Task to complete: Print all entries precisely as they are written.

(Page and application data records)
=-=-=

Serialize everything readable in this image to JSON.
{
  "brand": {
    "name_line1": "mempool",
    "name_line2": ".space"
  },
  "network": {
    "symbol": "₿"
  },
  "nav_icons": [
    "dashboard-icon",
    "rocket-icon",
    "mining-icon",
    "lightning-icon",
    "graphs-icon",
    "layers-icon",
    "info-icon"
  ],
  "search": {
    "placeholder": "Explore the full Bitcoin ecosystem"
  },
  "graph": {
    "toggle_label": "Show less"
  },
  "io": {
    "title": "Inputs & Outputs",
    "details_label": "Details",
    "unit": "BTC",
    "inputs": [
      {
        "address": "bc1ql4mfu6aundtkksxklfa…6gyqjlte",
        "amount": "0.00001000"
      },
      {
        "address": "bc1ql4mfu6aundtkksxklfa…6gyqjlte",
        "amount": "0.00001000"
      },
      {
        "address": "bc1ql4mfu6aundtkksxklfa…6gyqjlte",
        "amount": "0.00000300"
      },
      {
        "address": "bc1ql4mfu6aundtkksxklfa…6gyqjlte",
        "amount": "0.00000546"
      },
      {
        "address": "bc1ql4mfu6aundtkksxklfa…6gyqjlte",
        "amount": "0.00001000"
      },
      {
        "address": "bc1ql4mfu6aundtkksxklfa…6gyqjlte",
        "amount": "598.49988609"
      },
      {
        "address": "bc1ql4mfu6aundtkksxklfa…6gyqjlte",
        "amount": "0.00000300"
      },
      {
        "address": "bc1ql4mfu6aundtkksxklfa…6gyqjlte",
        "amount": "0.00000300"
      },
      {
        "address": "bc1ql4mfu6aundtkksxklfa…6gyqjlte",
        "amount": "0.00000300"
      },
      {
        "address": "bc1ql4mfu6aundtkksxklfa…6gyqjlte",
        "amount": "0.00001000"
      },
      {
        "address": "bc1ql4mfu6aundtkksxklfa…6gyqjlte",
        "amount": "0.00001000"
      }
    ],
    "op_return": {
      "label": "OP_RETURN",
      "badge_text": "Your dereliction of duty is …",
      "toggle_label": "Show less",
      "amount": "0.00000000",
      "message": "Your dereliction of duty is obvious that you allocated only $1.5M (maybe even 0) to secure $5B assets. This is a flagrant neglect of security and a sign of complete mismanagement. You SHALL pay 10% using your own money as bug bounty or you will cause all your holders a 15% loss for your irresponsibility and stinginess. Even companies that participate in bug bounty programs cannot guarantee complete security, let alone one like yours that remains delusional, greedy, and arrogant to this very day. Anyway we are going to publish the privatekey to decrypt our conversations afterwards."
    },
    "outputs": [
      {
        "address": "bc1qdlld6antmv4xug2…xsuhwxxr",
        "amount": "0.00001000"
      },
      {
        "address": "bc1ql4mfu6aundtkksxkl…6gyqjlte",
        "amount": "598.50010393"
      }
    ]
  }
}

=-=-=

Answer space:
Serialize everything readable in this image to JSON.
{
  "brand": {
    "name_line1": "mempool",
    "name_line2": ".space"
  },
  "network": {
    "symbol": "₿"
  },
  "nav_icons": [
    "dashboard-icon",
    "rocket-icon",
    "mining-icon",
    "lightning-icon",
    "graphs-icon",
    "layers-icon",
    "info-icon"
  ],
  "search": {
    "placeholder": "Explore the full Bitcoin ecosystem"
  },
  "graph": {
    "toggle_label": "Show less"
  },
  "io": {
    "title": "Inputs & Outputs",
    "details_label": "Details",
    "unit": "BTC",
    "inputs": [
      {
        "address": "bc1ql4mfu6aundtkksxklfa…6gyqjlte",
        "amount": "0.00001000"
      },
      {
        "address": "bc1ql4mfu6aundtkksxklfa…6gyqjlte",
        "amount": "0.00001000"
      },
      {
        "address": "bc1ql4mfu6aundtkksxklfa…6gyqjlte",
        "amount": "0.00000300"
      },
      {
        "address": "bc1ql4mfu6aundtkksxklfa…6gyqjlte",
        "amount": "0.00000546"
      },
      {
        "address": "bc1ql4mfu6aundtkksxklfa…6gyqjlte",
        "amount": "0.00001000"
      },
      {
        "address": "bc1ql4mfu6aundtkksxklfa…6gyqjlte",
        "amount": "598.49988609"
      },
      {
        "address": "bc1ql4mfu6aundtkksxklfa…6gyqjlte",
        "amount": "0.00000300"
      },
      {
        "address": "bc1ql4mfu6aundtkksxklfa…6gyqjlte",
        "amount": "0.00000300"
      },
      {
        "address": "bc1ql4mfu6aundtkksxklfa…6gyqjlte",
        "amount": "0.00000300"
      },
      {
        "address": "bc1ql4mfu6aundtkksxklfa…6gyqjlte",
        "amount": "0.00001000"
      },
      {
        "address": "bc1ql4mfu6aundtkksxklfa…6gyqjlte",
        "amount": "0.00001000"
      }
    ],
    "op_return": {
      "label": "OP_RETURN",
      "badge_text": "Your dereliction of duty is …",
      "toggle_label": "Show less",
      "amount": "0.00000000",
      "message": "Your dereliction of duty is obvious that you allocated only $1.5M (maybe even 0) to secure $5B assets. This is a flagrant neglect of security and a sign of complete mismanagement. You SHALL pay 10% using your own money as bug bounty or you will cause all your holders a 15% loss for your irresponsibility and stinginess. Even companies that participate in bug bounty programs cannot guarantee complete security, let alone one like yours that remains delusional, greedy, and arrogant to this very day. Anyway we are going to publish the privatekey to decrypt our conversations afterwards."
    },
    "outputs": [
      {
        "address": "bc1qdlld6antmv4xug2…xsuhwxxr",
        "amount": "0.00001000"
      },
      {
        "address": "bc1ql4mfu6aundtkksxkl…6gyqjlte",
        "amount": "598.50010393"
      }
    ]
  }
}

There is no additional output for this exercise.